**WHAT TO PRODUCE**
Which lines of the data contain the string "value"? Copy every one of them.

**TASK MATERIAL**
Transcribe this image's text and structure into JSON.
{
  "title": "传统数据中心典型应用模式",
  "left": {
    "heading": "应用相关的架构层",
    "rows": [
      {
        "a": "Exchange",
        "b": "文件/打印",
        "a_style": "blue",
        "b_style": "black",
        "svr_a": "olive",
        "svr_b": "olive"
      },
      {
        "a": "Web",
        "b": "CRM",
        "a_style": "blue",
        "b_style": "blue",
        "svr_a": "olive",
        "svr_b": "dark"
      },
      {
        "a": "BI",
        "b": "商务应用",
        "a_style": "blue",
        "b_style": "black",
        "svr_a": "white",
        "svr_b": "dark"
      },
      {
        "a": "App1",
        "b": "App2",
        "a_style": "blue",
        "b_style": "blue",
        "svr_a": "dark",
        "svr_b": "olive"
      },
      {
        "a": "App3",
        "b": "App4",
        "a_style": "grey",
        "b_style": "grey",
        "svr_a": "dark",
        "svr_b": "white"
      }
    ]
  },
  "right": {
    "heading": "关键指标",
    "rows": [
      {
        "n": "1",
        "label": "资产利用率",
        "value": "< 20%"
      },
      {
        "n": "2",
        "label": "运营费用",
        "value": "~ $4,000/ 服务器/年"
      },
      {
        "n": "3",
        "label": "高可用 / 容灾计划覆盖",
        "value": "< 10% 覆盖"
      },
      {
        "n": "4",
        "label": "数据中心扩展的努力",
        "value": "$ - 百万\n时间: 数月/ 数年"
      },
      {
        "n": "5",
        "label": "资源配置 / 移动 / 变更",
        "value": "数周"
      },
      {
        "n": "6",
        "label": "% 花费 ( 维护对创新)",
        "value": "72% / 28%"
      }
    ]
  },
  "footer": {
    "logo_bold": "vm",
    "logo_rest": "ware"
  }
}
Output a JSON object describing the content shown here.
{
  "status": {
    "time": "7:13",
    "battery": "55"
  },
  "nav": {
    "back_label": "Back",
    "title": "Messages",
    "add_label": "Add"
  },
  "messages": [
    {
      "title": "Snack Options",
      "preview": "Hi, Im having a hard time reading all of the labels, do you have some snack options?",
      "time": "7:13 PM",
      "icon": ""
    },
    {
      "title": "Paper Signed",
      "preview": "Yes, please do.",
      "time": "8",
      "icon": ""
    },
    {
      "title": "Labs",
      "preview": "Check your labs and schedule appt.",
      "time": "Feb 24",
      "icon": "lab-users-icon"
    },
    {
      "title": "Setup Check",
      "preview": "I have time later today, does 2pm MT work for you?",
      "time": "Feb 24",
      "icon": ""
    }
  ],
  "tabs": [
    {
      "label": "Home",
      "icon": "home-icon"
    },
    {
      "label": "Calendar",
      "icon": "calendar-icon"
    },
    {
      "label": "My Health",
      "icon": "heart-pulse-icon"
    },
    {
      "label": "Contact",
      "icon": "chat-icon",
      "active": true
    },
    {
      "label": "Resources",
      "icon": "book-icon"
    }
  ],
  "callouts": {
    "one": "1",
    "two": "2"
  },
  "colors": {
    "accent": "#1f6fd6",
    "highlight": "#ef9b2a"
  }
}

**WRITTEN ANSWER**
        "value": "< 20%"
        "value": "~ $4,000/ 服务器/年"
        "value": "< 10% 覆盖"
        "value": "$ - 百万\n时间: 数月/ 数年"
        "value": "数周"
        "value": "72% / 28%"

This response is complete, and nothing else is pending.